──────── RECORD SET ────────
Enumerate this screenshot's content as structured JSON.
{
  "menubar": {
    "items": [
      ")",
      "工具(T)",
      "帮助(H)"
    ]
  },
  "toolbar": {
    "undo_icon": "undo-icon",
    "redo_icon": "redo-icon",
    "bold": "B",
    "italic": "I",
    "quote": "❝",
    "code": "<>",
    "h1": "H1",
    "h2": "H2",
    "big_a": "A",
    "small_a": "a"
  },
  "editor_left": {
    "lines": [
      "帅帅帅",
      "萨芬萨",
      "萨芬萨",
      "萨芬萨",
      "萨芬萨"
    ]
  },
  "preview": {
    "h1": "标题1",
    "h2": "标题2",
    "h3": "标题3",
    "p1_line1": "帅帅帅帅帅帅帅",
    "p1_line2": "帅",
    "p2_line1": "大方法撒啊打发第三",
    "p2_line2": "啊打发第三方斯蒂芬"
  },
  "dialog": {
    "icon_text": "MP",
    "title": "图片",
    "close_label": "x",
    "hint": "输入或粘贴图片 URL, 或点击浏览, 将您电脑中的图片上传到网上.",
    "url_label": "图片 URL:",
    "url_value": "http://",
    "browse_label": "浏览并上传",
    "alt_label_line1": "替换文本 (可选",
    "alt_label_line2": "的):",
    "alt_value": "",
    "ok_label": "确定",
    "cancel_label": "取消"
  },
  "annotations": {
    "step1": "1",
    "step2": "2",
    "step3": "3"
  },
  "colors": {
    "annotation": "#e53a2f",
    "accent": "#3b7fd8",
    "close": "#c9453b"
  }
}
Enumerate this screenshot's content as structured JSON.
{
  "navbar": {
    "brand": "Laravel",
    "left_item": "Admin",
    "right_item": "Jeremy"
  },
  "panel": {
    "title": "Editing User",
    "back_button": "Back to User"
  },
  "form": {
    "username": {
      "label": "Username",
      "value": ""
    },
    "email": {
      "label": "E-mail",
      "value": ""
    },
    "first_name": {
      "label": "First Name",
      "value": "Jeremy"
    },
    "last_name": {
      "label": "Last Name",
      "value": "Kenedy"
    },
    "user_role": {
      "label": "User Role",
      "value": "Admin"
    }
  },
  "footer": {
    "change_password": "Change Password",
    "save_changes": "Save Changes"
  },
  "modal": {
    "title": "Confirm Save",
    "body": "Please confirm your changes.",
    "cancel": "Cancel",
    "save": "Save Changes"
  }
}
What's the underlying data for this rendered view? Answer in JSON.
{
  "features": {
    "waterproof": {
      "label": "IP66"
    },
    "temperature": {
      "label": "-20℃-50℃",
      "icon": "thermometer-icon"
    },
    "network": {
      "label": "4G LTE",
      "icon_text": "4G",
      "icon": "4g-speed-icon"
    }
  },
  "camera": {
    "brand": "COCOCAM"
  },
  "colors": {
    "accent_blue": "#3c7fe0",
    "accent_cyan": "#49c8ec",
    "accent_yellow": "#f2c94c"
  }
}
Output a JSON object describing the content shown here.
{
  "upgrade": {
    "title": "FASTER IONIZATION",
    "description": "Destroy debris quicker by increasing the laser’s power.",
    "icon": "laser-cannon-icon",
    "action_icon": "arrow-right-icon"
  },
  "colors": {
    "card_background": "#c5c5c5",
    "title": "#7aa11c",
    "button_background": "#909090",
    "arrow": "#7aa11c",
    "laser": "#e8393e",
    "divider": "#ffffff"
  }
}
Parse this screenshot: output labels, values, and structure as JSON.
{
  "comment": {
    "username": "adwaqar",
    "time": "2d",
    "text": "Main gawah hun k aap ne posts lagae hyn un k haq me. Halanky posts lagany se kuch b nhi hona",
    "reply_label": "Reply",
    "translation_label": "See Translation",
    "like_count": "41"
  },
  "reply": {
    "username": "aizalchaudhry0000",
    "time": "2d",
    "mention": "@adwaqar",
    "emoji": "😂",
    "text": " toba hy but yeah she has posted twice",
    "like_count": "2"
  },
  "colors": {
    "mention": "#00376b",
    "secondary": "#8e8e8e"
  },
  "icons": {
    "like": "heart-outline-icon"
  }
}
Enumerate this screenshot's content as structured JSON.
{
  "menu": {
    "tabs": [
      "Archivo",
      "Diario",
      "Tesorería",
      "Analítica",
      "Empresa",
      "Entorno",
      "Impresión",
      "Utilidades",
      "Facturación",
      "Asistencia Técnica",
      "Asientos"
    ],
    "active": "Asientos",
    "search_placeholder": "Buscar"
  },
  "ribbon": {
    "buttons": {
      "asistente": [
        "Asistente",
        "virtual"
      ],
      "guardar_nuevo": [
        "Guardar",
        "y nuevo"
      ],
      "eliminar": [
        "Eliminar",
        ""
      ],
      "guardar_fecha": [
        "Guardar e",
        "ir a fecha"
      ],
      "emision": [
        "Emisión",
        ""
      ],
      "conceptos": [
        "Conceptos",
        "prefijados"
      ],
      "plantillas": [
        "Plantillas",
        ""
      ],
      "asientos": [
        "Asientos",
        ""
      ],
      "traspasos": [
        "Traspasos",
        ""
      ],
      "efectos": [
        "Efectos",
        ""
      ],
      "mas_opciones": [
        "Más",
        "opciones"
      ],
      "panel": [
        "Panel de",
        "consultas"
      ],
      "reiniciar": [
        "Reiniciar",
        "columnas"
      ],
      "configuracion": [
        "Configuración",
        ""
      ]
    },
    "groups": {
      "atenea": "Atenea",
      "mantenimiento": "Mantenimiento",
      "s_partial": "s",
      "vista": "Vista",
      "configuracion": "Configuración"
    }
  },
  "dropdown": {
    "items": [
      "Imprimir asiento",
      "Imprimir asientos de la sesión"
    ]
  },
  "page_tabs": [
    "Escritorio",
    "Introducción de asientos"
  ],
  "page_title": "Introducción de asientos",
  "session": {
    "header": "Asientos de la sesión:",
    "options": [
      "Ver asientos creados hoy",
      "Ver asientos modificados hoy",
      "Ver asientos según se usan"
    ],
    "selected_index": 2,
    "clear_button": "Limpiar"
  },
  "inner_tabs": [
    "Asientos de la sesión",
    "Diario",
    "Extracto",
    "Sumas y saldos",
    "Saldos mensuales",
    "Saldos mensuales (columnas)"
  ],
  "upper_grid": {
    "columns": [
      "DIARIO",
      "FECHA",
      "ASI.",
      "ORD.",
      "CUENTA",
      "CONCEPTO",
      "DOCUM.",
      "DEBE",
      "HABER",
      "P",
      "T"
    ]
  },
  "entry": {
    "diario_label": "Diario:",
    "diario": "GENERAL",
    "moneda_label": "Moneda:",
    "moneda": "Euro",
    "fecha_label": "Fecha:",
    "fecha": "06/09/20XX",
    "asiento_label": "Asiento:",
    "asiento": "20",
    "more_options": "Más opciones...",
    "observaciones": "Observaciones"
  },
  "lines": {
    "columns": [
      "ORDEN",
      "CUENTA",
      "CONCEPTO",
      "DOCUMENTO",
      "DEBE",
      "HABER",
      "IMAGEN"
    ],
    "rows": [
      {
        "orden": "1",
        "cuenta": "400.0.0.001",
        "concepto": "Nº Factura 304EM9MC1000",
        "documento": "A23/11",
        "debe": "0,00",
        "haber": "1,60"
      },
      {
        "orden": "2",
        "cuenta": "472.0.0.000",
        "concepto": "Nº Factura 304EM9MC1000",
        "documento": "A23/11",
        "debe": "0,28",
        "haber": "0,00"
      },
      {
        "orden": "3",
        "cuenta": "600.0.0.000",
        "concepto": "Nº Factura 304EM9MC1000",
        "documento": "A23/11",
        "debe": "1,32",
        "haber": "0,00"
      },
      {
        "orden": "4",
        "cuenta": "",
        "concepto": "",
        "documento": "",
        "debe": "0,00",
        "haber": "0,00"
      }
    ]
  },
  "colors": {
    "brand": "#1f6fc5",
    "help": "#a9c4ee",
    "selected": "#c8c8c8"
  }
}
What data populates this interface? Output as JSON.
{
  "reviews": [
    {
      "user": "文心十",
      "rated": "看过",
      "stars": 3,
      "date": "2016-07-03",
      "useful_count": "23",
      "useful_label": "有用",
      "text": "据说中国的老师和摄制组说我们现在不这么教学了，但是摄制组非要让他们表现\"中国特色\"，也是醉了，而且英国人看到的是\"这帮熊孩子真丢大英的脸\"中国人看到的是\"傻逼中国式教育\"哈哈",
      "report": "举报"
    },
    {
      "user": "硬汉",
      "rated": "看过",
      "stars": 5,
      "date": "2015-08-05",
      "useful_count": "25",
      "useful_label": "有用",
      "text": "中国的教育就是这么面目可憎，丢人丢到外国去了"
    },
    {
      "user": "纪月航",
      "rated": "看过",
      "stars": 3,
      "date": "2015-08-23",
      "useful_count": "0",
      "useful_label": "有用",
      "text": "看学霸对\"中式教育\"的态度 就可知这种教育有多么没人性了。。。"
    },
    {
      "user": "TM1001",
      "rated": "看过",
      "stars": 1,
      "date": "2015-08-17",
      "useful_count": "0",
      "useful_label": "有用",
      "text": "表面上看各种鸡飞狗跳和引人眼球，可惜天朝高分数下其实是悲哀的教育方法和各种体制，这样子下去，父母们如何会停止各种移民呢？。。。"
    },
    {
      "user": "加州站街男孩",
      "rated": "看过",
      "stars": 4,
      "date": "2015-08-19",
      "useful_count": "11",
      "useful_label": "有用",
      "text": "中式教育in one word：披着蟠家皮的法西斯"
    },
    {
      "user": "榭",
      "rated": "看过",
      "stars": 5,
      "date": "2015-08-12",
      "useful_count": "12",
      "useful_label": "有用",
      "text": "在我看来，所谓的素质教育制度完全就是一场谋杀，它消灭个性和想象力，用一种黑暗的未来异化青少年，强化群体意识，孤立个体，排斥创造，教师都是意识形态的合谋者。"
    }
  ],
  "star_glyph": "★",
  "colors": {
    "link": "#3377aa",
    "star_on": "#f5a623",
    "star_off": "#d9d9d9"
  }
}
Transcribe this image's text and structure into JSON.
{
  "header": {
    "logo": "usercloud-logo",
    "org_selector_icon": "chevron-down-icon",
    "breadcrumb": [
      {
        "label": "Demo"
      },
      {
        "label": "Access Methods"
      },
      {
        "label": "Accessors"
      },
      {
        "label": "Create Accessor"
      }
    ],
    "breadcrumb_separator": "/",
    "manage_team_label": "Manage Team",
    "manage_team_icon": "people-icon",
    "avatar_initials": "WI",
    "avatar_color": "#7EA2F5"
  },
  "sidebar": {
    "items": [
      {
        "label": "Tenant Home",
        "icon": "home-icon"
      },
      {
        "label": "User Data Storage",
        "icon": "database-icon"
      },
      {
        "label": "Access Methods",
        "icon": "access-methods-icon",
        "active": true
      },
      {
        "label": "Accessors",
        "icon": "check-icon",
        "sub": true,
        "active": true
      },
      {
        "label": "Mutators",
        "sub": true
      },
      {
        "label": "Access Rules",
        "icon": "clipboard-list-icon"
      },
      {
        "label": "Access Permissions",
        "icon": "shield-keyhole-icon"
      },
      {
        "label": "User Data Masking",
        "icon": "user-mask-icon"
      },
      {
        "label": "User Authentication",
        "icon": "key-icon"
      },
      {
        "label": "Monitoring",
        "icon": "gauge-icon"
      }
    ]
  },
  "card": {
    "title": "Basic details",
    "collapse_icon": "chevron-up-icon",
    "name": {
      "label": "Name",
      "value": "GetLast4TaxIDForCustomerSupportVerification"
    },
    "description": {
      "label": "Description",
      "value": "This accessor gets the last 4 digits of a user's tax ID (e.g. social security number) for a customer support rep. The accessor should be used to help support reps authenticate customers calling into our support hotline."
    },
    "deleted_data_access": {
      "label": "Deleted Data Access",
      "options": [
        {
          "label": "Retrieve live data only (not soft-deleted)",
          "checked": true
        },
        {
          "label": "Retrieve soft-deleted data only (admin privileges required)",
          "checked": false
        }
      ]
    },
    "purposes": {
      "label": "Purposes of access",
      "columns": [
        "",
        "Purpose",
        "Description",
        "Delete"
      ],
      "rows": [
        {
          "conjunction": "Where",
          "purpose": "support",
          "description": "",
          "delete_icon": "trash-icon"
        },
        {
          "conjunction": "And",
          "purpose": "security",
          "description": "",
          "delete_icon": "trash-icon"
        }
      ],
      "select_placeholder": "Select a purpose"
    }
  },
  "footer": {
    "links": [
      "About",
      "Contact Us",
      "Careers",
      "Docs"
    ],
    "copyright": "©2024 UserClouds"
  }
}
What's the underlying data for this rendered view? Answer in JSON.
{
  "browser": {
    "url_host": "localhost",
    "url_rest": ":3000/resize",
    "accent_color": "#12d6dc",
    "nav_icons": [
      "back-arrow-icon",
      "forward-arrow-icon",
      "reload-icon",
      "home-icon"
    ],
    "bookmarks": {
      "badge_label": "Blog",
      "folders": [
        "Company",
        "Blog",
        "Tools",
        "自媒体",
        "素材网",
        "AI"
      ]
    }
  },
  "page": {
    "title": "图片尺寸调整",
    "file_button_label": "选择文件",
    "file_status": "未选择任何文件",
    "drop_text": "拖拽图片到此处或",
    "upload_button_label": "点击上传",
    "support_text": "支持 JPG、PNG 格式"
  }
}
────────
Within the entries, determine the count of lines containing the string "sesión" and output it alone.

ANSWER BELOW -> 3